John Cooper, co-author with Barry Pike on an excellent book about collecting crime fiction, is one of a small group of experts who give me suggestions for short stories to be included in anthologies, and through him I've come across his son Jonathan, the guiding hand behind a splendid enterprise known as the Bibliomaniacs. I feel they deserve loads of encouragement and so I invited them to contribute a guest post to this blog. Here it is:
'Hello everyone. We represent the Bibliomaniacs. We absolutely love to sell books and eat chocolate! We would like to thank Mr Edwards for letting us write this Blog on his page. It is a great honour to have an article on such an amazing and famous writer's page.
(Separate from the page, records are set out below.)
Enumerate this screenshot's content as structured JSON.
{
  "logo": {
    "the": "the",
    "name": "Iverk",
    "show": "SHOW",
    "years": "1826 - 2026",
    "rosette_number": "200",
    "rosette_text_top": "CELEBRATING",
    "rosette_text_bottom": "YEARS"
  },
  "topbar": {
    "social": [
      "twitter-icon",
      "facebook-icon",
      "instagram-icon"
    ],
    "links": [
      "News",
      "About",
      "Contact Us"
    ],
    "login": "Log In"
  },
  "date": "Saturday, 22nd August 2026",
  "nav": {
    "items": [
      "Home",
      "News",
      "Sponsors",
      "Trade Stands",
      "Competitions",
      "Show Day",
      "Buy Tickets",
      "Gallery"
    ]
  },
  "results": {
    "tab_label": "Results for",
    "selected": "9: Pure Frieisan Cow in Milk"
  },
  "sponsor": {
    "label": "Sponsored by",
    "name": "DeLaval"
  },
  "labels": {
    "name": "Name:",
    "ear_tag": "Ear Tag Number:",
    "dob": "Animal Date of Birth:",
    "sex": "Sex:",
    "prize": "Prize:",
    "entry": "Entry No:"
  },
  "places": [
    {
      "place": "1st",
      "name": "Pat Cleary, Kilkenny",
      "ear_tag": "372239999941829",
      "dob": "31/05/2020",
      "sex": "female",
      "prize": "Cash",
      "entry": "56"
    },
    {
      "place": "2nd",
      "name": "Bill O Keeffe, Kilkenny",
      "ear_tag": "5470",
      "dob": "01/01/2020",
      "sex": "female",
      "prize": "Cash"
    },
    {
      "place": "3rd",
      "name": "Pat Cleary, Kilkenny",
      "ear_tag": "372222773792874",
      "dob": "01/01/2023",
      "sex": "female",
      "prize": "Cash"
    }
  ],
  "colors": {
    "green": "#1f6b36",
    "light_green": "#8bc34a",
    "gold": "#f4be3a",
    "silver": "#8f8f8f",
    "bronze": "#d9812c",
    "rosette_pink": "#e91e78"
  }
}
The Bibliomaniacs are the youngest antiquarian booksellers in the world (aged between ten and thirteen). There are currently 25 of us and we meet every Thursday to discuss recent book sales, and to discover more about the history of literature, books and printing. We are members of the PBFA and have attended four PBFA London book fairs as exhibitors. Some of you may have even bought from us!
We have done a lot of Fairs at Papplewick School in Ascot, which is where we are based. We have two separate groups of boys in this group at the moment because of the current “bubble” rules in schools. We have the more senior Bibliomaniacs who do the more serious parts, for example cataloguing and thinking of ideas. Then we have the Miniacs, who are a bit more wild and smaller: as the name suggests. We always have a lot of fun in both groups though!
You can check us out at https://www.thebibliomaniacs.co.uk/. Our Latest Catalogue is about Sherlock Holmes and his Rivals. It can be found here at https://static1.squarespace.com/static/578a84165016e131ea77905d/t/5fc918b526feeb2c21f4fd94/1607014585675/Sherlock+Holmes+with+SOLD.pdf. The focus of this catalogue is (as is evident from the title) Sherlock Holmes and his near contemporaries. What makes the stories so popular today is undoubtedly their atmospheric descriptions of Victorian London: foggy, crowded and metropolitan, and with a seeming criminal underworld. The books are excellent and so are plenty of the so-called ‘pastiches’ or reworks of Sherlock Holmes. We particularly enjoyed cataloguing Strand Magazines with their advertisements for long-gone products and diverse articles. We also enjoyed learning about less well-known (to us) detectives such as Dr Thorndyke and the Old Man in the Corner. All of our books are worth buying from the catalogue and we have tried to price reasonably. Many may not be in the most tip-top condition but we’d rather read a first edition for not much more (or even less) than it costs to buy a crummy paperback (obviously we don’t mean the British Library series…)
We have an amazing and rather quite knowledgeable founder and “General Factotum”, our Classics teacher Jonathan Cooper, whose father has collected and written about crime fiction for longer than we have all been alive put together (not really). Mr Cooper helps us with the huge things like making sure everything is alright and also proofing some things on the catalogue. He has been an amazing leader amongst all of the difficulties and hardships along our way. We do actually have a boy “ Head Bibliomaniac” who is really in charge. His name is Rupert but currently in these strange times he is unable to be at school and help us as much as he could.
Thank you again to Mr. Edwards for letting us write this and we hope that you
all had as much fun reading this article as much as we did writing it. We have
two or three more catalogues coming up in this Crime Fiction series and
(spoiler alert) some of Mr Edwards’ early works will appear in a later
Andrew Zhang and Jamie Pike (firstname.lastname@example.org)'
And here is a member of the team, who happens to be called Sherlock. So the picture can be captioned 'Sherlock as Sherlock reading Sherlock'!My thanks go to Andrew, Jamie, Jonathan Cooper, and everyone else involved with the Bibliomaniacs. I only wish there had been such a group at my own school!